Another Photoelectrochemical Catalyst
'An improved, cost-effective catalyst for water-splitting devices
by Staff Writers
Lausanne, Switzerland (SPX) Jan 16, 2014
Publishing in Nature Communications, an EPFL-led team of scientists has found a method to create a high-efficiency, scalable solar water splitting device using cheap materials…
One of the most sustainable methods of producing hydrogen is photoelectrochemical (PEC) water-splitting. Solar energy is used to break water molecules into hydrogen and oxygen through a process called "hydrogen evolution reaction".
This reaction requires a catalyst, which is a chemical agent that increases its speed. In PEC water-splitting devices, a common catalyst used to split water is platinum, which is deposited on the surface of the solar panel's photocathode - the solar panel's electrode that converts light into electric current.

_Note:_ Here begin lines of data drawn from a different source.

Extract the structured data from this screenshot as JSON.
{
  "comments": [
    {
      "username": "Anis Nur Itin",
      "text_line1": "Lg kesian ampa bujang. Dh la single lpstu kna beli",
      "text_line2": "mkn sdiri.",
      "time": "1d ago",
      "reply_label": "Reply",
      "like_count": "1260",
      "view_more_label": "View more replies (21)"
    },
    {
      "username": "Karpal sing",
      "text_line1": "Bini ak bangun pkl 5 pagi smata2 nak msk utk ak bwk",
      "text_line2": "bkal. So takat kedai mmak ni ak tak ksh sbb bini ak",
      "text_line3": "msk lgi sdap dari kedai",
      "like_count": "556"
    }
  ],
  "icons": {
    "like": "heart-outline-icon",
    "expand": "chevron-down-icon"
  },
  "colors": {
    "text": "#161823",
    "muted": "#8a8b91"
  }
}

A research team at EPFL has now found a way to make efficient solar-powered water splitting devices using abundant and cheap materials. The group of Xile Hu developed a molybdenum-sulfide catalyst for the hydrogen evolution reaction, and the group of Michael Gratzel developed copper(I) oxide as a photocathode.
The researchers found that the molybdenum sulfide can be deposited on the copper(I) oxide photocathode for use in PEC water splitting through a simple deposition process that can be easily expanded onto a large scale.
The technique shows comparable efficiency to other hydrogen evolution reaction catalysts like platinum, it preserves the optical transparency for the light-harvesting surface and it shows improved stability under acidic conditions, which could translate into lower maintenance.
But more importantly, both the catalyst and the photocathode are made with cheap, earth-abundant materials that could greatly reduce the cost of PEC water-splitting devices in the future. According to senior author Xile Hu, the work represents a state-of-the-art example for solar hydrogen production devices.'